● **Required work**: Each line of the records that holds "JSON" should be shown in full.

=== Provided records ===

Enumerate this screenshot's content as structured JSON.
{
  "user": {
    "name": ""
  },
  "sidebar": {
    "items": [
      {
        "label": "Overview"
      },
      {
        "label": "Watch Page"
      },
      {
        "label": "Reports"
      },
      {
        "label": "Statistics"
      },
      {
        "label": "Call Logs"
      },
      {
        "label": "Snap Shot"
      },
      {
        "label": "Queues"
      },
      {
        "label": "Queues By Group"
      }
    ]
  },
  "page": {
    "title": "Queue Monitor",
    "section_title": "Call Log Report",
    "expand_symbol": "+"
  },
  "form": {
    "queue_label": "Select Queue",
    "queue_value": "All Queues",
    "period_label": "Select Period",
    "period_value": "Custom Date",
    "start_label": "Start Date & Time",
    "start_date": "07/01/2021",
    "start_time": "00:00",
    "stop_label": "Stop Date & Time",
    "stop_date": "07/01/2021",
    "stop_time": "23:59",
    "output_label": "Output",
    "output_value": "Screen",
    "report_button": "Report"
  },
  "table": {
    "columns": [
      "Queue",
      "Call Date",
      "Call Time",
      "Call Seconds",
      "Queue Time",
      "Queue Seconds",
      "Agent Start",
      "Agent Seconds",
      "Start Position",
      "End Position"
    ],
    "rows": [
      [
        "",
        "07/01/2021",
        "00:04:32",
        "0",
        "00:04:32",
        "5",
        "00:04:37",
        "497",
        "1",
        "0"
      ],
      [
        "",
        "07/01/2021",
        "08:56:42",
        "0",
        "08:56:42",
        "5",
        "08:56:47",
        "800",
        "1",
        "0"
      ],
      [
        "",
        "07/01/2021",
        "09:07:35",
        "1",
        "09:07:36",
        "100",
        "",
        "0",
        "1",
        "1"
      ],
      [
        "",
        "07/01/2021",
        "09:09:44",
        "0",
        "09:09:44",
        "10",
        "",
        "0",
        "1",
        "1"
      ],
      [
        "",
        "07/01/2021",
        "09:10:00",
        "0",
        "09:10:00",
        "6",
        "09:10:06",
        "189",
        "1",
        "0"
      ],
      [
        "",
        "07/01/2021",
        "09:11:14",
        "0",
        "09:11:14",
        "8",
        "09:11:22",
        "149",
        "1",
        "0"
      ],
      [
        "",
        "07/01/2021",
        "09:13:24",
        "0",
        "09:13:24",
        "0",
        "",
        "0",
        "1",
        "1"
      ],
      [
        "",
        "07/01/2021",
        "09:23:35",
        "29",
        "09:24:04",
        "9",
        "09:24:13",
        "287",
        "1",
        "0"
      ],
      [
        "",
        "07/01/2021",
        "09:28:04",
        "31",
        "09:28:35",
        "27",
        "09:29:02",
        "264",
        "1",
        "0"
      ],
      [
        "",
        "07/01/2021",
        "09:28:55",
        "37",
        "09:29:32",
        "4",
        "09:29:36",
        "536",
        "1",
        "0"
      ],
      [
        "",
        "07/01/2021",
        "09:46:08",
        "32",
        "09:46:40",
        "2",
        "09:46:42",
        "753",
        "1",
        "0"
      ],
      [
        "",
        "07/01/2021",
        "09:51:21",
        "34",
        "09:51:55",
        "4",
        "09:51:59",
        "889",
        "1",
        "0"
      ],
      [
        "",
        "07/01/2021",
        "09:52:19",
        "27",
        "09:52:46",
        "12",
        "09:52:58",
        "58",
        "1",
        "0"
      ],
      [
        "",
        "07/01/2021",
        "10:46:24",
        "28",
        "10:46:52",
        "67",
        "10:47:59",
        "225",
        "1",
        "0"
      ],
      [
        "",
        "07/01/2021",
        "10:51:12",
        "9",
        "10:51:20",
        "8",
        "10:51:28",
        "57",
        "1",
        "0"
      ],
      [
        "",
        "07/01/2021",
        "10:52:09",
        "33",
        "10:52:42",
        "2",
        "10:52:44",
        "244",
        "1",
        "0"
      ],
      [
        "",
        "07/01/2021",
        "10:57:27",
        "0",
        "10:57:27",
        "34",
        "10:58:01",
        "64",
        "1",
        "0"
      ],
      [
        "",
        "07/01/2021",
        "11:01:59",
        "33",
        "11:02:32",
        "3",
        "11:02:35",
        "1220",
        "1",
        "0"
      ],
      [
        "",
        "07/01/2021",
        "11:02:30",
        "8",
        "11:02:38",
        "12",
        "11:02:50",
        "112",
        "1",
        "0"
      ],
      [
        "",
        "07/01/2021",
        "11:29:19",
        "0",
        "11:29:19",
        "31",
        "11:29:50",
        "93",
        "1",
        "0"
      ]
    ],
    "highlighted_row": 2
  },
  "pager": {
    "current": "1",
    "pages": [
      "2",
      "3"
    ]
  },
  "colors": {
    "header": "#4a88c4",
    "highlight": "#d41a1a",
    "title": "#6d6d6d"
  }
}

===
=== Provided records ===

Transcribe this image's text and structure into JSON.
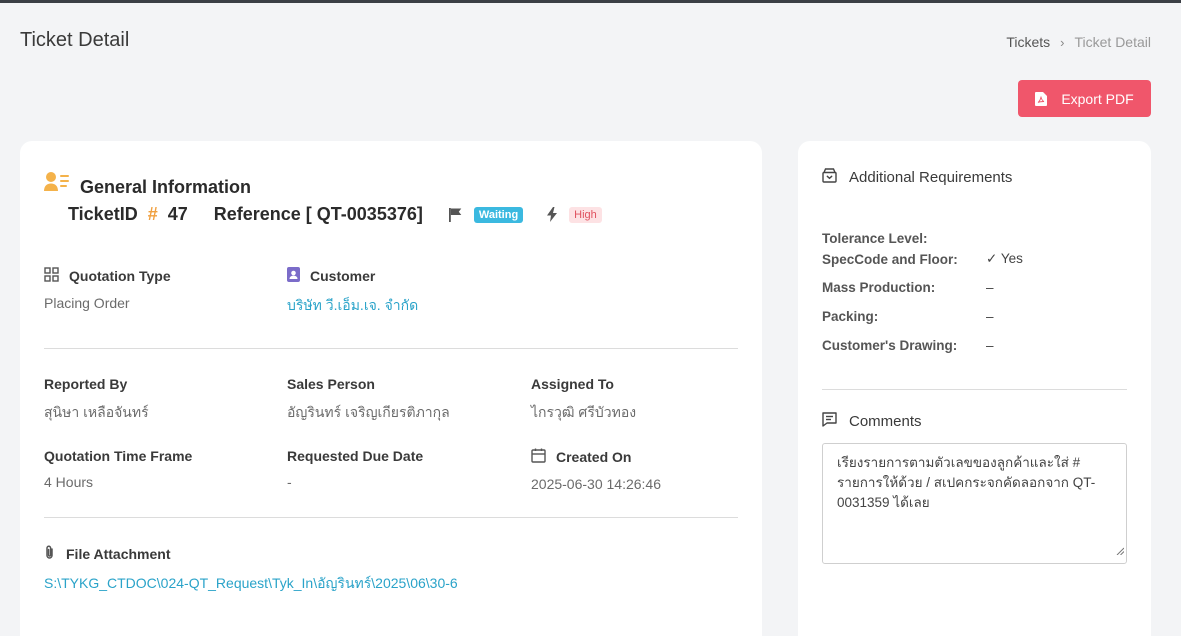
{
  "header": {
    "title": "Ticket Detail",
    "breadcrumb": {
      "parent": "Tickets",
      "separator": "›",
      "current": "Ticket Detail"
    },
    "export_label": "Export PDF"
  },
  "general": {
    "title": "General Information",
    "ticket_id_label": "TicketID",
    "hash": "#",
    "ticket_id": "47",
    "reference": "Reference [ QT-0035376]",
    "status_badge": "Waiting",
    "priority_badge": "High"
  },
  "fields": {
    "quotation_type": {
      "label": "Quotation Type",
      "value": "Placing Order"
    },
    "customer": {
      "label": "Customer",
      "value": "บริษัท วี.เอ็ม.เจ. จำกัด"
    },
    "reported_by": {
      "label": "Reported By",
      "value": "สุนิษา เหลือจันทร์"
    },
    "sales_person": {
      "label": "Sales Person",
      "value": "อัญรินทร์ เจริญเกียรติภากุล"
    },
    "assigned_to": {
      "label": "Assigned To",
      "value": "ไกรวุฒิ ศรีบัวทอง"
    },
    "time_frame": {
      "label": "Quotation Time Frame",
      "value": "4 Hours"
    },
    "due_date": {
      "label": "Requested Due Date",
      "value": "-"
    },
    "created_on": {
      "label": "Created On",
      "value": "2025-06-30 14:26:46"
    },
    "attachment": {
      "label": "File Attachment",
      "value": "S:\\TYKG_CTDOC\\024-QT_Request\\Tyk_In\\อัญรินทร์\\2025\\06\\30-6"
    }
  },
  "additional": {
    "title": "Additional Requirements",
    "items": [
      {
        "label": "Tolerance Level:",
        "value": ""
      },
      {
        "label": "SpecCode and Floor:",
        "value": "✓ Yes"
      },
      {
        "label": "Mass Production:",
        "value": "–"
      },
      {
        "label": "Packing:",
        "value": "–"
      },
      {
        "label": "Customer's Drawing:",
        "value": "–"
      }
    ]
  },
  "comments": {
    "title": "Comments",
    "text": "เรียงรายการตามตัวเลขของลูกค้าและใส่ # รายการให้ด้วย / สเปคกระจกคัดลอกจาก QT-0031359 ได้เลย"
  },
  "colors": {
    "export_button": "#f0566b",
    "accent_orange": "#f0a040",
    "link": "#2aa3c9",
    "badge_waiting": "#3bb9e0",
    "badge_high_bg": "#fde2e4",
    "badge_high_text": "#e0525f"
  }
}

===
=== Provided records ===

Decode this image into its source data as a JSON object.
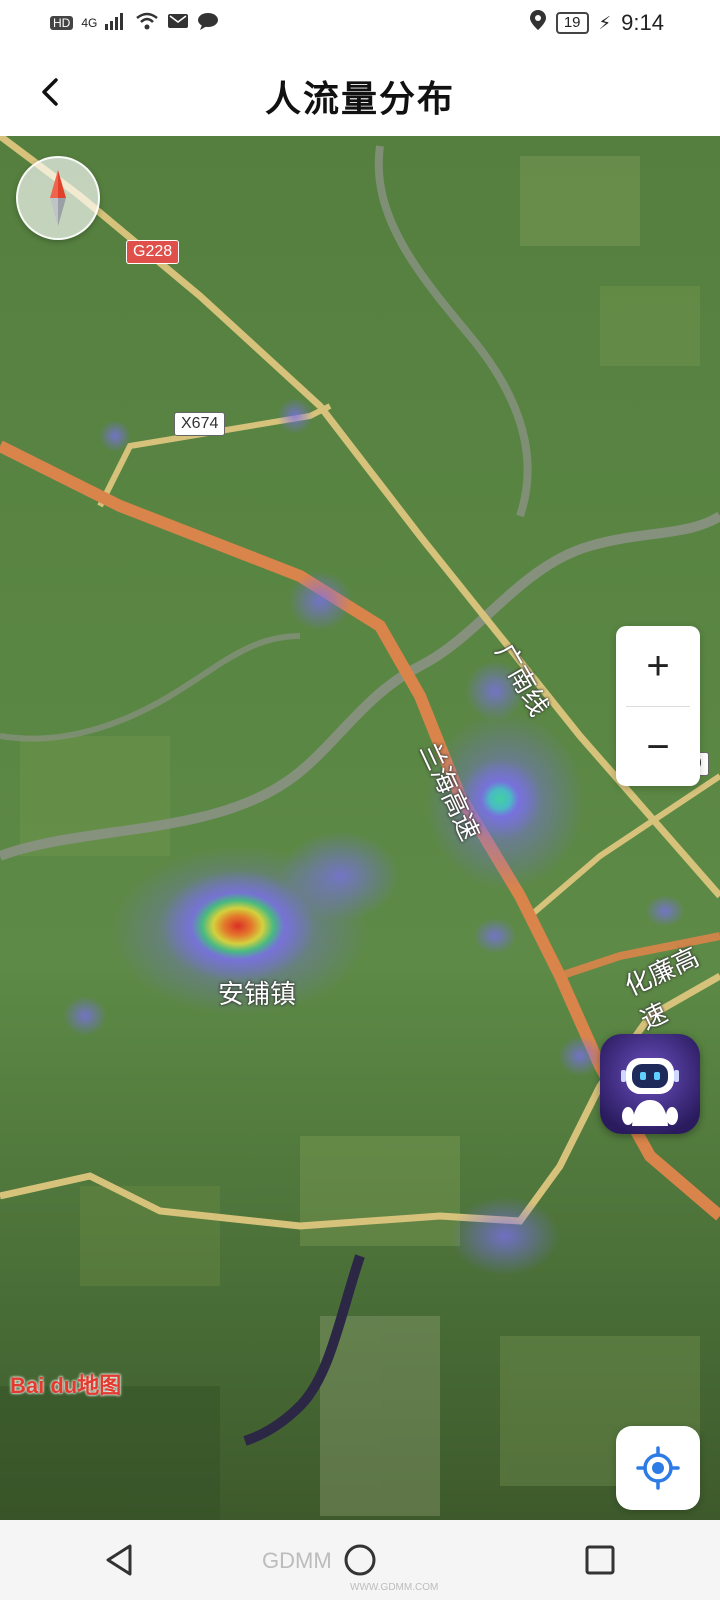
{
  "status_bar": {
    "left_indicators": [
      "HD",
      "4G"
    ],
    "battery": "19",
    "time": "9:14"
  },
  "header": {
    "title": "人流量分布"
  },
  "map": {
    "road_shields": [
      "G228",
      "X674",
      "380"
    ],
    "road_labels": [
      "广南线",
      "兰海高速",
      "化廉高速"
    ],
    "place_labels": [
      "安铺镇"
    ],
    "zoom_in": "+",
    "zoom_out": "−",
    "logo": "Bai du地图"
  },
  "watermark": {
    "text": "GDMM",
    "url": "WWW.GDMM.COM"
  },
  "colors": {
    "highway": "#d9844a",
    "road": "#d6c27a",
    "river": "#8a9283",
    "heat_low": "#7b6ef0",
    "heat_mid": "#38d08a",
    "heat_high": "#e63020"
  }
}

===

● **Exercise result**:
Enumerate this screenshot's content as structured JSON.
Transcribe this image's text and structure into JSON.
Decode this image into its source data as a JSON object.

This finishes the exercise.